◆ **WORK REQUEST**
Each line of the listing below that includes "normal" must be copied.

□ □ □ □ □ □ □

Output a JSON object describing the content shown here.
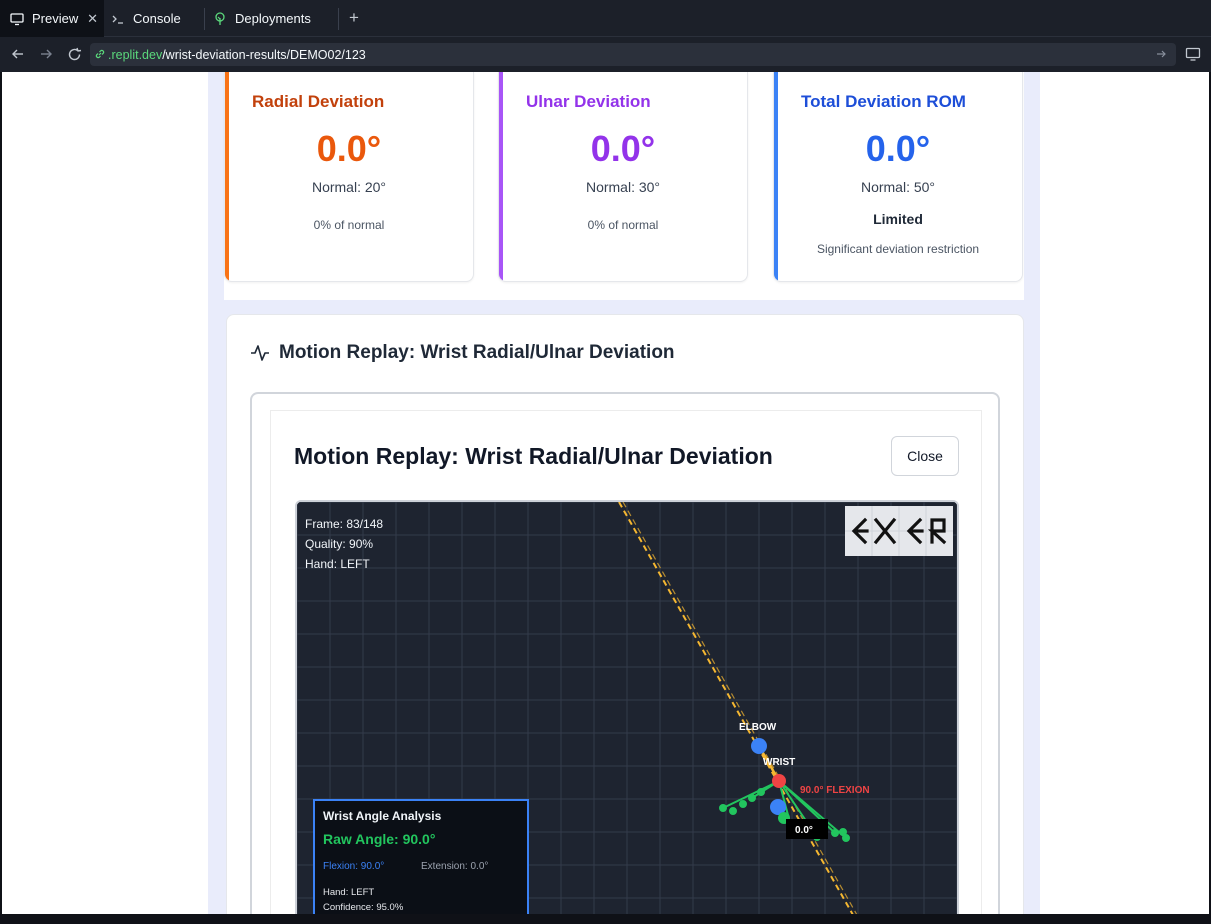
{
  "ide": {
    "tabs": [
      {
        "label": "Preview",
        "icon": "monitor-icon"
      },
      {
        "label": "Console",
        "icon": "terminal-icon"
      },
      {
        "label": "Deployments",
        "icon": "tree-icon"
      }
    ],
    "url_host": ".replit.dev",
    "url_path": "/wrist-deviation-results/DEMO02/123"
  },
  "stats": {
    "radial": {
      "title": "Radial Deviation",
      "value": "0.0°",
      "normal": "Normal: 20°",
      "percent": "0% of normal",
      "color": "#ea580c",
      "bar_color": "#f97316"
    },
    "ulnar": {
      "title": "Ulnar Deviation",
      "value": "0.0°",
      "normal": "Normal: 30°",
      "percent": "0% of normal",
      "color": "#9333ea",
      "bar_color": "#a855f7"
    },
    "total": {
      "title": "Total Deviation ROM",
      "value": "0.0°",
      "normal": "Normal: 50°",
      "status": "Limited",
      "note": "Significant deviation restriction",
      "color": "#2563eb",
      "bar_color": "#3b82f6"
    }
  },
  "replay": {
    "section_title": "Motion Replay: Wrist Radial/Ulnar Deviation",
    "modal_title": "Motion Replay: Wrist Radial/Ulnar Deviation",
    "close_label": "Close",
    "info": {
      "frame": "Frame: 83/148",
      "quality": "Quality: 90%",
      "hand": "Hand: LEFT"
    },
    "labels": {
      "elbow": "ELBOW",
      "wrist": "WRIST",
      "flexion": "90.0° FLEXION",
      "angle_box": "0.0°"
    },
    "logo_text": "EXER",
    "analysis": {
      "title": "Wrist Angle Analysis",
      "raw": "Raw Angle: 90.0°",
      "flexion": "Flexion: 90.0°",
      "extension": "Extension: 0.0°",
      "hand": "Hand: LEFT",
      "confidence": "Confidence: 95.0%"
    }
  }
}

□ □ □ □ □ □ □

◆ **EXERCISE RESPONSE**
      "normal": "Normal: 20°",
      "percent": "0% of normal",
      "normal": "Normal: 30°",
      "percent": "0% of normal",
      "normal": "Normal: 50°",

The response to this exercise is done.